TASK PROMPT: Wherever "JSON" occurs in the entries, copy the line that holds it.

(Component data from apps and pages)
━━━━━━━━
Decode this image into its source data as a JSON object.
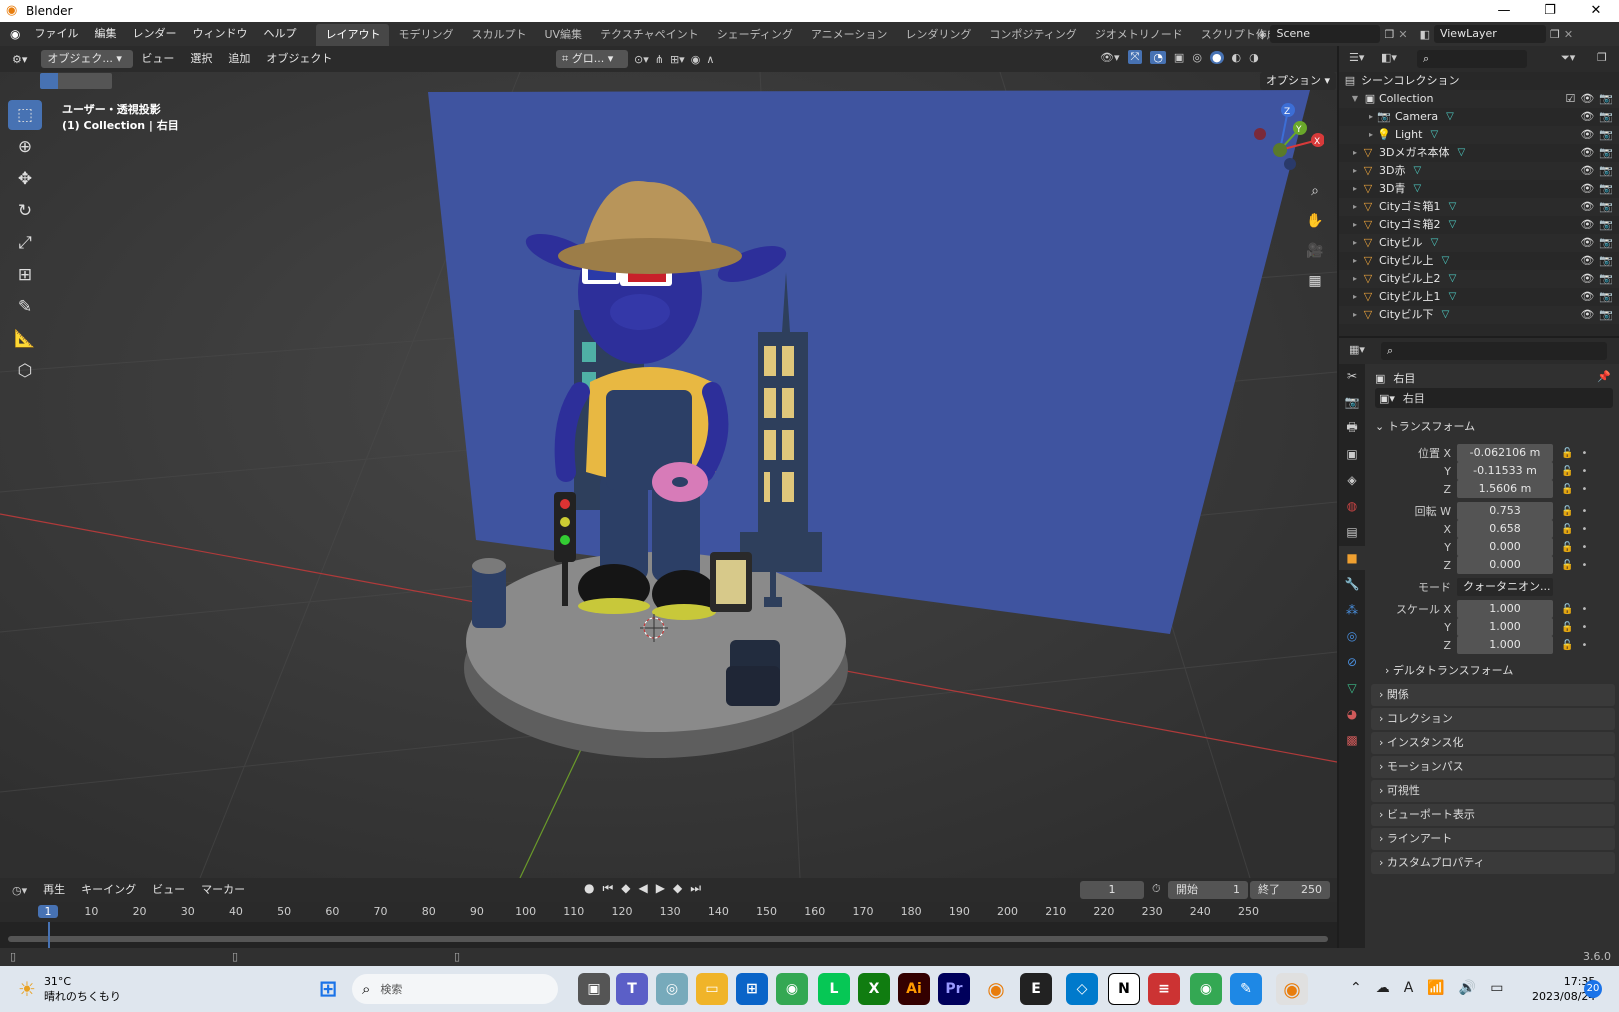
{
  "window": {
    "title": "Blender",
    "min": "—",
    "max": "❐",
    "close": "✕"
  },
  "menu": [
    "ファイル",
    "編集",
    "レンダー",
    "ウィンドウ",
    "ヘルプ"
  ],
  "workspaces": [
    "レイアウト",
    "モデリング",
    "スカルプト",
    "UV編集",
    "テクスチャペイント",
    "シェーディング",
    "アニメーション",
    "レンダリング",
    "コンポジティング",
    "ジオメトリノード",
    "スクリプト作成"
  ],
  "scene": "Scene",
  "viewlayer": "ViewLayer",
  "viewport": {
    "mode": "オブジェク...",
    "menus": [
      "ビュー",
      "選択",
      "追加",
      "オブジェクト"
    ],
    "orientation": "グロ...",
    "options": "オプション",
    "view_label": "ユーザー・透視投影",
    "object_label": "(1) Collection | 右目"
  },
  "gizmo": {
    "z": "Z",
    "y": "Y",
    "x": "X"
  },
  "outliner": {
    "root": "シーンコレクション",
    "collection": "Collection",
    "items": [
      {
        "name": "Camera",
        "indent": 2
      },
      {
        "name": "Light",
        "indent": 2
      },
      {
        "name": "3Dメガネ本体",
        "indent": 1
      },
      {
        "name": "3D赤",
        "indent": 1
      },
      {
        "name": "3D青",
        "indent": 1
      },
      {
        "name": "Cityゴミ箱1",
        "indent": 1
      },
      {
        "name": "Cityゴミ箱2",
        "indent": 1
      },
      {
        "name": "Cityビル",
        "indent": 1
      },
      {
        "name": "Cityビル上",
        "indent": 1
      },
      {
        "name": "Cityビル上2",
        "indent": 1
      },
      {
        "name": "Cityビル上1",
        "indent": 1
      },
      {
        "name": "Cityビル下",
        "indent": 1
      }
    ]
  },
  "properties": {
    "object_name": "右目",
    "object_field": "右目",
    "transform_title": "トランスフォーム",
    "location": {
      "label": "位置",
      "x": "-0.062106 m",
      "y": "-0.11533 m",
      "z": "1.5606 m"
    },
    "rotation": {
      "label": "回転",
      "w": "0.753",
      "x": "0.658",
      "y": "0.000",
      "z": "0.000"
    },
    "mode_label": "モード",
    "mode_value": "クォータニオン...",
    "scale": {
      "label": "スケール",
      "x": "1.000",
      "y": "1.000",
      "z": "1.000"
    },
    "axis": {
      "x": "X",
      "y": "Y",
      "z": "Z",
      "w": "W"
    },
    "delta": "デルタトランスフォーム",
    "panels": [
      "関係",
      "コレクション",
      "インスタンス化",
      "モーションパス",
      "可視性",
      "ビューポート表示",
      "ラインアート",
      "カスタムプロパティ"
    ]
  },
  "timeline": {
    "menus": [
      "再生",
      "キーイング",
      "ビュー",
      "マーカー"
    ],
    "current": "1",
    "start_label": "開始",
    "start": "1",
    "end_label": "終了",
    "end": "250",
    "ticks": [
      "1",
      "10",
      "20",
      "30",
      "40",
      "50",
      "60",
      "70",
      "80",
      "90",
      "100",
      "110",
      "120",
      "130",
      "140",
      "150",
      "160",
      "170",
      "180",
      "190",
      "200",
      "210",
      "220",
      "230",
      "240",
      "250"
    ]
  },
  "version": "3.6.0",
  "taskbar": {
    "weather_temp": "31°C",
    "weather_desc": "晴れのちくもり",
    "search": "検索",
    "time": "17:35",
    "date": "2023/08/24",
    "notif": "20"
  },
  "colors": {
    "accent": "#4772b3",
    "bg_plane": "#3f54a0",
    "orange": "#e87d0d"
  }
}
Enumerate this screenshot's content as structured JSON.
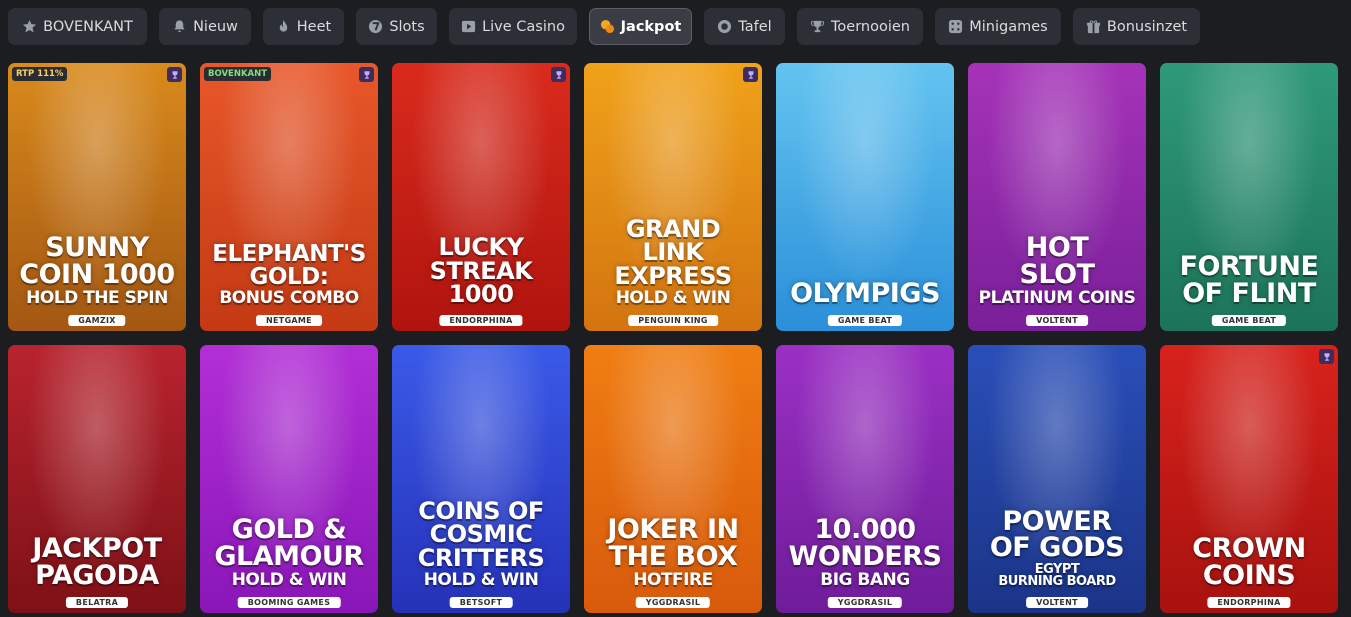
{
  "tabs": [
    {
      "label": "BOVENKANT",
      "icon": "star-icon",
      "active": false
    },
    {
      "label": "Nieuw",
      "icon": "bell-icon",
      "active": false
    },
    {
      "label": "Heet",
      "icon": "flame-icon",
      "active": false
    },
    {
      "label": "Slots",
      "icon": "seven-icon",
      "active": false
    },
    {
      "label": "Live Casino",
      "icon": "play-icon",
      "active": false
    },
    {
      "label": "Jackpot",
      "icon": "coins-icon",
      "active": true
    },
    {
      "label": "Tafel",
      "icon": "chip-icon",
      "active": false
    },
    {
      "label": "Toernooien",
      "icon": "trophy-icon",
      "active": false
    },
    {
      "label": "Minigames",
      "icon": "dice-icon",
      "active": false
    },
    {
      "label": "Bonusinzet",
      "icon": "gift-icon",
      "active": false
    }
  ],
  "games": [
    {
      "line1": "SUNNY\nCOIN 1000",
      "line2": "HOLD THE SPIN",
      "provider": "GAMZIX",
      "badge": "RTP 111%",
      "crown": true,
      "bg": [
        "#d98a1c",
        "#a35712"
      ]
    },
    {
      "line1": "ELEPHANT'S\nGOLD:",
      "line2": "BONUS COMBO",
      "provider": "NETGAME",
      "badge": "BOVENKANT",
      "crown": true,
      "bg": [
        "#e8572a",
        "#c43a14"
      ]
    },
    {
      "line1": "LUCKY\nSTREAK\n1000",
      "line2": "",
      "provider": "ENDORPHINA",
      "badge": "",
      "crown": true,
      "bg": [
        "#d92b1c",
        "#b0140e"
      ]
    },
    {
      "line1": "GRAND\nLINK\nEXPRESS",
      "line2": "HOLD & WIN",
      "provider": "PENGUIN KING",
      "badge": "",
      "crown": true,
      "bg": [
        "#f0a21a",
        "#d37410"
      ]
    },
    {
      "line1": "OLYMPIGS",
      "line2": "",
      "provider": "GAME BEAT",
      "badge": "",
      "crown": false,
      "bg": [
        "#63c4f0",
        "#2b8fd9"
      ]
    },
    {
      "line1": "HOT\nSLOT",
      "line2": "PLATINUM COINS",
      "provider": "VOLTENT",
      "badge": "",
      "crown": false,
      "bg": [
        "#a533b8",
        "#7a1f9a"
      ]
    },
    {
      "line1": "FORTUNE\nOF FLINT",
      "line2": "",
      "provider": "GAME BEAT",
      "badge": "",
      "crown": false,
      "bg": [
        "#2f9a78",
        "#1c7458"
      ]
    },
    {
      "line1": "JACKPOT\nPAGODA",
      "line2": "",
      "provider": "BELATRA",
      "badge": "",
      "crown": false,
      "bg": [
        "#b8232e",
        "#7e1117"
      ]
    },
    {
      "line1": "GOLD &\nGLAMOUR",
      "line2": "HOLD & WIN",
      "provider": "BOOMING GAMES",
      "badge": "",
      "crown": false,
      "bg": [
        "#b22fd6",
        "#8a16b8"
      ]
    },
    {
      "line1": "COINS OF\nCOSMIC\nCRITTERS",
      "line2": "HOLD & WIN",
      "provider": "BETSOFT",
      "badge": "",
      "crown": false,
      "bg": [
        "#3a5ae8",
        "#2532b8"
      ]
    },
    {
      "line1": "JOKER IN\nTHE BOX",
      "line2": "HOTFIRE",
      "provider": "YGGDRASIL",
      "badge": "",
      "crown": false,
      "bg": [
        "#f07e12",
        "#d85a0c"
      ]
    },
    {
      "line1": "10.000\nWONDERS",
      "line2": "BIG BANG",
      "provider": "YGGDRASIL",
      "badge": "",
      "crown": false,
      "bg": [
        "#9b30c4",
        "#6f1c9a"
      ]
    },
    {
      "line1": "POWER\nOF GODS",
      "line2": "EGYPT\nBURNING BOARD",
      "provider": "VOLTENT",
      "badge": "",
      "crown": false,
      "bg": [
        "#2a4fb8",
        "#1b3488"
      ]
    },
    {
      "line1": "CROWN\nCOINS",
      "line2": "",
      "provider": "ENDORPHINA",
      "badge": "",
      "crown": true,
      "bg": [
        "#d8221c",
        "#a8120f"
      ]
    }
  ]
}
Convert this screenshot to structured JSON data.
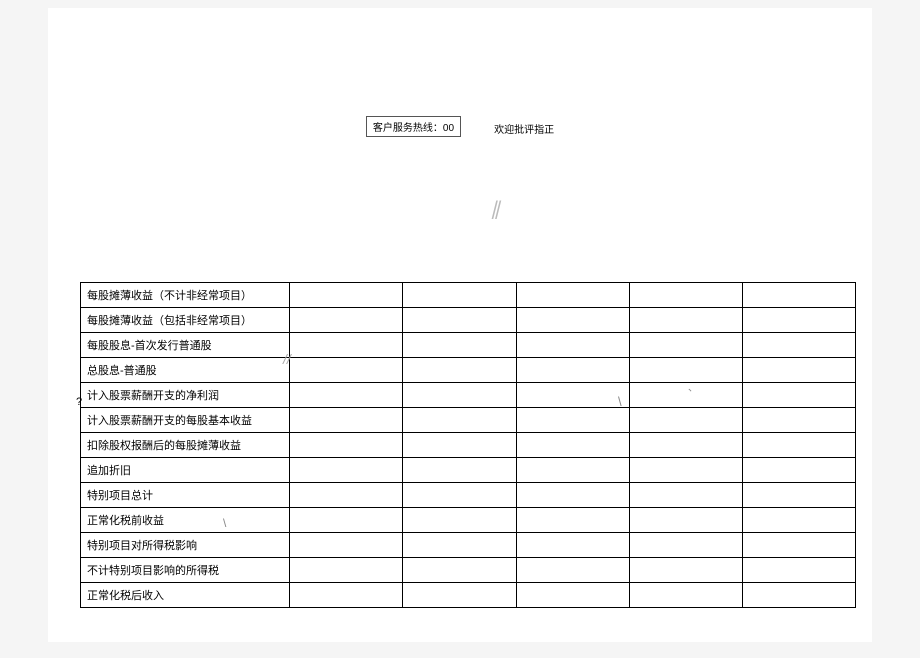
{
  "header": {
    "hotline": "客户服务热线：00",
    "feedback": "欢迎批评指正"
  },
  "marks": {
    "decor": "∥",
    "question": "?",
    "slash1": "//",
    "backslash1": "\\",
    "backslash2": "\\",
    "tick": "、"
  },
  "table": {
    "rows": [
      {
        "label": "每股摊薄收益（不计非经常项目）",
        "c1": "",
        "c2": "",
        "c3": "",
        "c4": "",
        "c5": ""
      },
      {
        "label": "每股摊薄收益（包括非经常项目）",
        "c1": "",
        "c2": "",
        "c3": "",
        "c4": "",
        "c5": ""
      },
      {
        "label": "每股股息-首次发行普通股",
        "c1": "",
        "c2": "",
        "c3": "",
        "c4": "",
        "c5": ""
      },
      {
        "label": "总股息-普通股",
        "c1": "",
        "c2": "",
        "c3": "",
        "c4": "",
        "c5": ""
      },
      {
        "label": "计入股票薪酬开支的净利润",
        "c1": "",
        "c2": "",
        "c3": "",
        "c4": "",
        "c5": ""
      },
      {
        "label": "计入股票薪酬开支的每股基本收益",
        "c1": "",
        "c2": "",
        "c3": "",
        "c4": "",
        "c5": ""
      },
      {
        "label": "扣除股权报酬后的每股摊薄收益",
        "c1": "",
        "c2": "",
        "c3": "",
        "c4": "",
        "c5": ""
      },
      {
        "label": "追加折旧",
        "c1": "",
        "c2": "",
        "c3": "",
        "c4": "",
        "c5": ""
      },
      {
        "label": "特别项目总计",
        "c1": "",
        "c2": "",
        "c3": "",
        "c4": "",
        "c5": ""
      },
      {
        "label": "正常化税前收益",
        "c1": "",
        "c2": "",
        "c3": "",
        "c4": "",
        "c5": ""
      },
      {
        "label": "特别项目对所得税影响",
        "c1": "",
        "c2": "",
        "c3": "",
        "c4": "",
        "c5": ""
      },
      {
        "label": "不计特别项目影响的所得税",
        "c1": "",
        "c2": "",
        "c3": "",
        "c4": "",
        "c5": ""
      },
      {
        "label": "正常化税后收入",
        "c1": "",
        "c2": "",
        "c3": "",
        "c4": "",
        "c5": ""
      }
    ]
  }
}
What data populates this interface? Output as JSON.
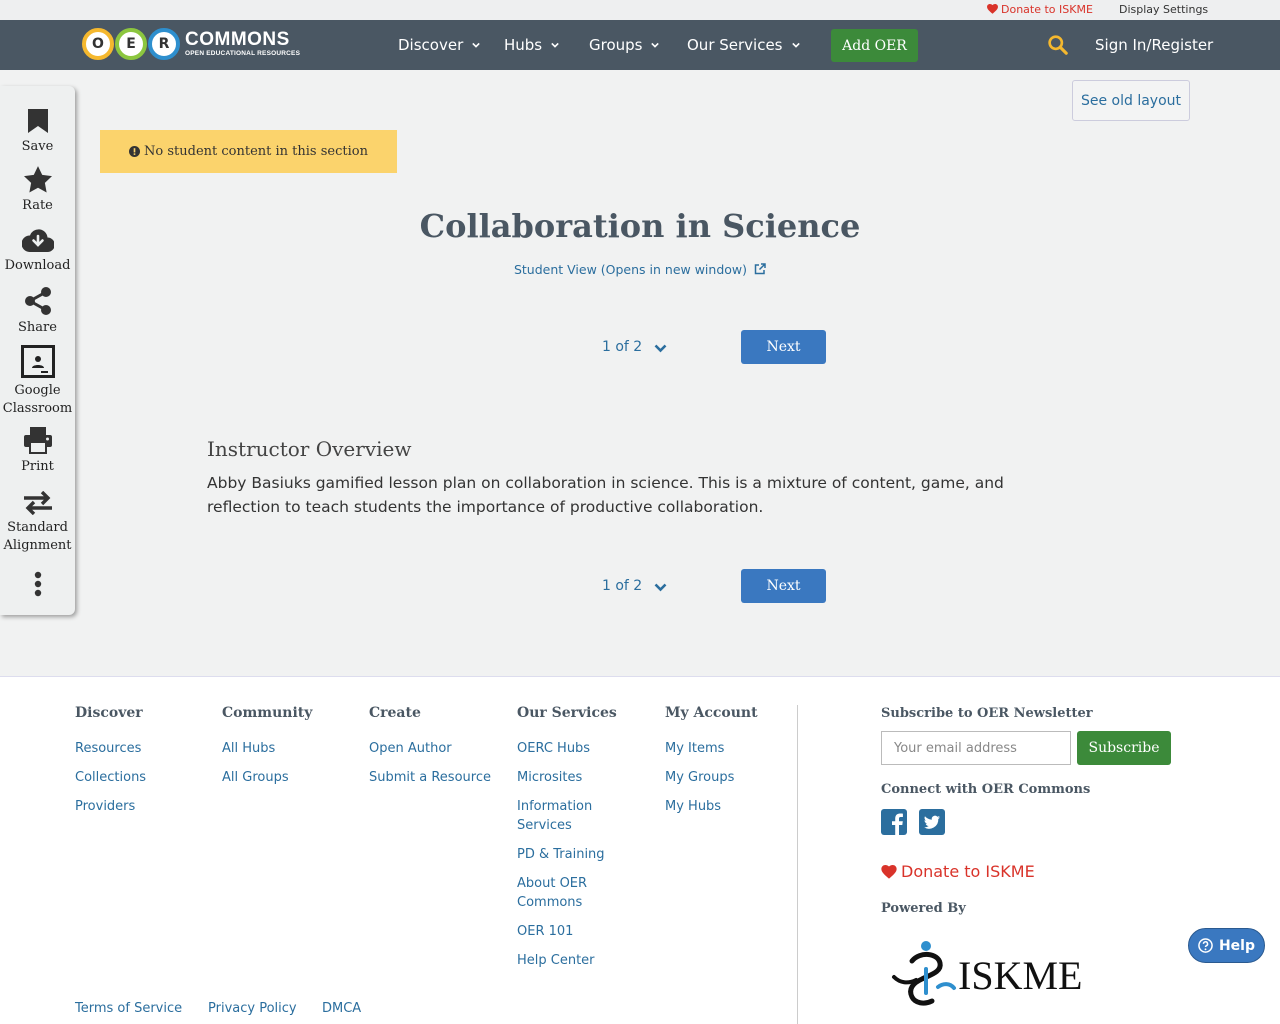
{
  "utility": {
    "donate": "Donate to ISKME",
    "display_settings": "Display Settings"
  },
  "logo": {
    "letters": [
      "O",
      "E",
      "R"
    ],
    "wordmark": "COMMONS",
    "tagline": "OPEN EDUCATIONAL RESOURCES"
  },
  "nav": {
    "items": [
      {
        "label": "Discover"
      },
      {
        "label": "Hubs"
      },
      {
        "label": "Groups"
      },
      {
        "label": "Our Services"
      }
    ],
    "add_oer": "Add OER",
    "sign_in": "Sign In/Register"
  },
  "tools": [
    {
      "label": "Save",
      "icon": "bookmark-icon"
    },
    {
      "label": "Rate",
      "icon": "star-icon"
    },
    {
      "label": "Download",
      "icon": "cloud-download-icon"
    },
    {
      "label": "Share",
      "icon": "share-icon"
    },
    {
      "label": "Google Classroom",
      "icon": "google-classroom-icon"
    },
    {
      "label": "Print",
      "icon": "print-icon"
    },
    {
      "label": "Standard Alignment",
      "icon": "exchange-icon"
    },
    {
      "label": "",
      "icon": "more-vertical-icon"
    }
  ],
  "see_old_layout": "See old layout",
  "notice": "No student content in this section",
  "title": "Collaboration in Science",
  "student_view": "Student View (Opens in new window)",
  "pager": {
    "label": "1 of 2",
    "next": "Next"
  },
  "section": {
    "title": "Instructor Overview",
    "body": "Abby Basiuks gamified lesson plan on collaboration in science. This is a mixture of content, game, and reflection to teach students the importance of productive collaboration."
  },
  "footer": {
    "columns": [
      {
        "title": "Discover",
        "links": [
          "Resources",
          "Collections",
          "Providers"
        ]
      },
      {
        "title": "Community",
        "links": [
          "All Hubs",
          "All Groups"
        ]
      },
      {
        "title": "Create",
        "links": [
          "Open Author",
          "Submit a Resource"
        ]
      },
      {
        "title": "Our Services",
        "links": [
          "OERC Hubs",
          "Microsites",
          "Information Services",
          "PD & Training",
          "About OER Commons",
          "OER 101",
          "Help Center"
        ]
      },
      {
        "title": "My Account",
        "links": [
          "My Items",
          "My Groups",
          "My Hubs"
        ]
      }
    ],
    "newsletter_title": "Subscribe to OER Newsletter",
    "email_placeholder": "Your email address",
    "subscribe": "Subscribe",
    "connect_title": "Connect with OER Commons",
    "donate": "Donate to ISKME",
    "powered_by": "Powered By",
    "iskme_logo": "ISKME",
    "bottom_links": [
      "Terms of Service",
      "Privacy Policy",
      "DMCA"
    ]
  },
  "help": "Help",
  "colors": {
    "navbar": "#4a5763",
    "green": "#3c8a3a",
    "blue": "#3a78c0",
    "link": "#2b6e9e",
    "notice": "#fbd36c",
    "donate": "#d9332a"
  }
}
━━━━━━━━
OUTPUT:
Decode this image into its source data as a JSON object.
Enumerate this screenshot's content as structured JSON.
Convert this screenshot to structured JSON data.
What data populates this interface? Output as JSON.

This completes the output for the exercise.